TASK DIRECTIONS
Repeat back the listing below, word for word and in full.
▬▬▬▬▬▬
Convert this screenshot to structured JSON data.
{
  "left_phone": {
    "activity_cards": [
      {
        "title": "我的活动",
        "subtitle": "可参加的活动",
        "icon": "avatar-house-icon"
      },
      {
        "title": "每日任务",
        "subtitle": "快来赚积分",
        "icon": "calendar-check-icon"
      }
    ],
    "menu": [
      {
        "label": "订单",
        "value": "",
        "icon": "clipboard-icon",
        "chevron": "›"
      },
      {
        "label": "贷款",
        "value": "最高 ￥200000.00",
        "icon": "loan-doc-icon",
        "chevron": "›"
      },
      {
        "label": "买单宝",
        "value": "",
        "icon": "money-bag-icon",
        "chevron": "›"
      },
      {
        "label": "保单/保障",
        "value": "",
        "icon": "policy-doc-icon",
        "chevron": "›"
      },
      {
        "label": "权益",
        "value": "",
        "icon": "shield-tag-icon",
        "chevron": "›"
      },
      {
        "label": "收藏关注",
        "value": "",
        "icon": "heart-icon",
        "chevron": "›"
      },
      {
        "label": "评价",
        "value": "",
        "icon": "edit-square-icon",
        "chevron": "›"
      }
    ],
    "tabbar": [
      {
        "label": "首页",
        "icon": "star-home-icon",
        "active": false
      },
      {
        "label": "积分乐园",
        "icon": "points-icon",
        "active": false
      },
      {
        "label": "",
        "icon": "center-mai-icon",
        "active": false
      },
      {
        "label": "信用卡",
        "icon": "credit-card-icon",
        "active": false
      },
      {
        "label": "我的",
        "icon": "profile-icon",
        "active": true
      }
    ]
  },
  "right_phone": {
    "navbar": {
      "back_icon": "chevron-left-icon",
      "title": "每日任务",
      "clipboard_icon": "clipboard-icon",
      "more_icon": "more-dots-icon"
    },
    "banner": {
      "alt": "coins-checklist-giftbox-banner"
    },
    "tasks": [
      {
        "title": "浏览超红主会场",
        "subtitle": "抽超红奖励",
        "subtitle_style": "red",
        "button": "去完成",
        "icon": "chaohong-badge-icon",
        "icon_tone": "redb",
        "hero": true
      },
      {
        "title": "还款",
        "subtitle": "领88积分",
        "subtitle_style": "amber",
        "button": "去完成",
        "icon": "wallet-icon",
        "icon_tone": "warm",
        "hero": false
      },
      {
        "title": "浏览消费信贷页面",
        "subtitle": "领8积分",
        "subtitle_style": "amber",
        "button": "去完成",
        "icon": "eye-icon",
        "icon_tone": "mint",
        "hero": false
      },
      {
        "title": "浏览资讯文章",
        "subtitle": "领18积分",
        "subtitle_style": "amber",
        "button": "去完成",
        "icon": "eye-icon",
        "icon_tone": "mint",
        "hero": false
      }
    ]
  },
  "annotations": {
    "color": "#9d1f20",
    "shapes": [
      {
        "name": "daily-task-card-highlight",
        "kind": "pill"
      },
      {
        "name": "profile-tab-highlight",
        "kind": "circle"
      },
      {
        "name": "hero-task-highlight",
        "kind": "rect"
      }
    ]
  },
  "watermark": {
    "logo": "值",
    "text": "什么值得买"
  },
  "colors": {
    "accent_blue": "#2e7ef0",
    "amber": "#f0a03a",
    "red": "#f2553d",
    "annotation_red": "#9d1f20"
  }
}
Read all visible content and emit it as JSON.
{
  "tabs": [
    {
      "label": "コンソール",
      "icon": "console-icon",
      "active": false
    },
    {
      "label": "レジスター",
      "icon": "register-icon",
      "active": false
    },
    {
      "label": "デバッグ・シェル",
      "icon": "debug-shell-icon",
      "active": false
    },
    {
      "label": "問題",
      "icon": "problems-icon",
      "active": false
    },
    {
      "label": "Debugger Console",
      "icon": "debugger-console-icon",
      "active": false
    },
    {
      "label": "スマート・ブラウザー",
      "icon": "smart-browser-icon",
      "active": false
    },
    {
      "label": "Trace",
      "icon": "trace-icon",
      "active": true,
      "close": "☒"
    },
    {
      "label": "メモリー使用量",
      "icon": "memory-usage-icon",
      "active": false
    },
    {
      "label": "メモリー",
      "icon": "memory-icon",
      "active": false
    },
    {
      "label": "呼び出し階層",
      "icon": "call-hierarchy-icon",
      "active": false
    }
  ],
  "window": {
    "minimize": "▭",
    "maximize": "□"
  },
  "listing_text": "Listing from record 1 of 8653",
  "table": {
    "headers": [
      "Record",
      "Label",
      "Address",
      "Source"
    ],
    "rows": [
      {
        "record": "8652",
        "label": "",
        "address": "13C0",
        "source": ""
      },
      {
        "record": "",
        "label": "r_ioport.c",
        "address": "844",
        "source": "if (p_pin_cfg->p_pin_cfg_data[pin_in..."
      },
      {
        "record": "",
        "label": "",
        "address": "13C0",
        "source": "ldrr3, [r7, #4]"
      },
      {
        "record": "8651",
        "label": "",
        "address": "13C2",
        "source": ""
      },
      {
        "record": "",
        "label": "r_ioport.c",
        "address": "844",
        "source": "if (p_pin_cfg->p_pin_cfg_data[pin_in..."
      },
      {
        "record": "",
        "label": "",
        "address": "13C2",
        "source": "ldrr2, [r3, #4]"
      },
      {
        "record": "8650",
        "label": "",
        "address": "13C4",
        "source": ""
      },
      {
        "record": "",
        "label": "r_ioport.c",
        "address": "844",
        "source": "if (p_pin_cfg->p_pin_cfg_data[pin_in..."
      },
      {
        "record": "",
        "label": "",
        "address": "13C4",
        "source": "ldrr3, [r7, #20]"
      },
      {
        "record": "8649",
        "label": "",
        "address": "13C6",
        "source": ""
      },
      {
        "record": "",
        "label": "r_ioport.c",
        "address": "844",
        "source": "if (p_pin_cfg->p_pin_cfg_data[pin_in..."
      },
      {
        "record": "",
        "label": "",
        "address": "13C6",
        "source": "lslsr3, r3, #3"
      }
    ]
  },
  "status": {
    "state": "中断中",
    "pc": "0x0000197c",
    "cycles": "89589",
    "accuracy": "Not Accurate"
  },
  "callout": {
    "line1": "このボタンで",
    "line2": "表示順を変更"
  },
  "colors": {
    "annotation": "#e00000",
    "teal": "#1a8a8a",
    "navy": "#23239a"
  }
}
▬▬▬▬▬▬
SOLUTION TO THE EXERCISE
Convert this screenshot to structured JSON data.
{
  "left_phone": {
    "activity_cards": [
      {
        "title": "我的活动",
        "subtitle": "可参加的活动",
        "icon": "avatar-house-icon"
      },
      {
        "title": "每日任务",
        "subtitle": "快来赚积分",
        "icon": "calendar-check-icon"
      }
    ],
    "menu": [
      {
        "label": "订单",
        "value": "",
        "icon": "clipboard-icon",
        "chevron": "›"
      },
      {
        "label": "贷款",
        "value": "最高 ￥200000.00",
        "icon": "loan-doc-icon",
        "chevron": "›"
      },
      {
        "label": "买单宝",
        "value": "",
        "icon": "money-bag-icon",
        "chevron": "›"
      },
      {
        "label": "保单/保障",
        "value": "",
        "icon": "policy-doc-icon",
        "chevron": "›"
      },
      {
        "label": "权益",
        "value": "",
        "icon": "shield-tag-icon",
        "chevron": "›"
      },
      {
        "label": "收藏关注",
        "value": "",
        "icon": "heart-icon",
        "chevron": "›"
      },
      {
        "label": "评价",
        "value": "",
        "icon": "edit-square-icon",
        "chevron": "›"
      }
    ],
    "tabbar": [
      {
        "label": "首页",
        "icon": "star-home-icon",
        "active": false
      },
      {
        "label": "积分乐园",
        "icon": "points-icon",
        "active": false
      },
      {
        "label": "",
        "icon": "center-mai-icon",
        "active": false
      },
      {
        "label": "信用卡",
        "icon": "credit-card-icon",
        "active": false
      },
      {
        "label": "我的",
        "icon": "profile-icon",
        "active": true
      }
    ]
  },
  "right_phone": {
    "navbar": {
      "back_icon": "chevron-left-icon",
      "title": "每日任务",
      "clipboard_icon": "clipboard-icon",
      "more_icon": "more-dots-icon"
    },
    "banner": {
      "alt": "coins-checklist-giftbox-banner"
    },
    "tasks": [
      {
        "title": "浏览超红主会场",
        "subtitle": "抽超红奖励",
        "subtitle_style": "red",
        "button": "去完成",
        "icon": "chaohong-badge-icon",
        "icon_tone": "redb",
        "hero": true
      },
      {
        "title": "还款",
        "subtitle": "领88积分",
        "subtitle_style": "amber",
        "button": "去完成",
        "icon": "wallet-icon",
        "icon_tone": "warm",
        "hero": false
      },
      {
        "title": "浏览消费信贷页面",
        "subtitle": "领8积分",
        "subtitle_style": "amber",
        "button": "去完成",
        "icon": "eye-icon",
        "icon_tone": "mint",
        "hero": false
      },
      {
        "title": "浏览资讯文章",
        "subtitle": "领18积分",
        "subtitle_style": "amber",
        "button": "去完成",
        "icon": "eye-icon",
        "icon_tone": "mint",
        "hero": false
      }
    ]
  },
  "annotations": {
    "color": "#9d1f20",
    "shapes": [
      {
        "name": "daily-task-card-highlight",
        "kind": "pill"
      },
      {
        "name": "profile-tab-highlight",
        "kind": "circle"
      },
      {
        "name": "hero-task-highlight",
        "kind": "rect"
      }
    ]
  },
  "watermark": {
    "logo": "值",
    "text": "什么值得买"
  },
  "colors": {
    "accent_blue": "#2e7ef0",
    "amber": "#f0a03a",
    "red": "#f2553d",
    "annotation_red": "#9d1f20"
  }
}
Read all visible content and emit it as JSON.
{
  "tabs": [
    {
      "label": "コンソール",
      "icon": "console-icon",
      "active": false
    },
    {
      "label": "レジスター",
      "icon": "register-icon",
      "active": false
    },
    {
      "label": "デバッグ・シェル",
      "icon": "debug-shell-icon",
      "active": false
    },
    {
      "label": "問題",
      "icon": "problems-icon",
      "active": false
    },
    {
      "label": "Debugger Console",
      "icon": "debugger-console-icon",
      "active": false
    },
    {
      "label": "スマート・ブラウザー",
      "icon": "smart-browser-icon",
      "active": false
    },
    {
      "label": "Trace",
      "icon": "trace-icon",
      "active": true,
      "close": "☒"
    },
    {
      "label": "メモリー使用量",
      "icon": "memory-usage-icon",
      "active": false
    },
    {
      "label": "メモリー",
      "icon": "memory-icon",
      "active": false
    },
    {
      "label": "呼び出し階層",
      "icon": "call-hierarchy-icon",
      "active": false
    }
  ],
  "window": {
    "minimize": "▭",
    "maximize": "□"
  },
  "listing_text": "Listing from record 1 of 8653",
  "table": {
    "headers": [
      "Record",
      "Label",
      "Address",
      "Source"
    ],
    "rows": [
      {
        "record": "8652",
        "label": "",
        "address": "13C0",
        "source": ""
      },
      {
        "record": "",
        "label": "r_ioport.c",
        "address": "844",
        "source": "if (p_pin_cfg->p_pin_cfg_data[pin_in..."
      },
      {
        "record": "",
        "label": "",
        "address": "13C0",
        "source": "ldrr3, [r7, #4]"
      },
      {
        "record": "8651",
        "label": "",
        "address": "13C2",
        "source": ""
      },
      {
        "record": "",
        "label": "r_ioport.c",
        "address": "844",
        "source": "if (p_pin_cfg->p_pin_cfg_data[pin_in..."
      },
      {
        "record": "",
        "label": "",
        "address": "13C2",
        "source": "ldrr2, [r3, #4]"
      },
      {
        "record": "8650",
        "label": "",
        "address": "13C4",
        "source": ""
      },
      {
        "record": "",
        "label": "r_ioport.c",
        "address": "844",
        "source": "if (p_pin_cfg->p_pin_cfg_data[pin_in..."
      },
      {
        "record": "",
        "label": "",
        "address": "13C4",
        "source": "ldrr3, [r7, #20]"
      },
      {
        "record": "8649",
        "label": "",
        "address": "13C6",
        "source": ""
      },
      {
        "record": "",
        "label": "r_ioport.c",
        "address": "844",
        "source": "if (p_pin_cfg->p_pin_cfg_data[pin_in..."
      },
      {
        "record": "",
        "label": "",
        "address": "13C6",
        "source": "lslsr3, r3, #3"
      }
    ]
  },
  "status": {
    "state": "中断中",
    "pc": "0x0000197c",
    "cycles": "89589",
    "accuracy": "Not Accurate"
  },
  "callout": {
    "line1": "このボタンで",
    "line2": "表示順を変更"
  },
  "colors": {
    "annotation": "#e00000",
    "teal": "#1a8a8a",
    "navy": "#23239a"
  }
}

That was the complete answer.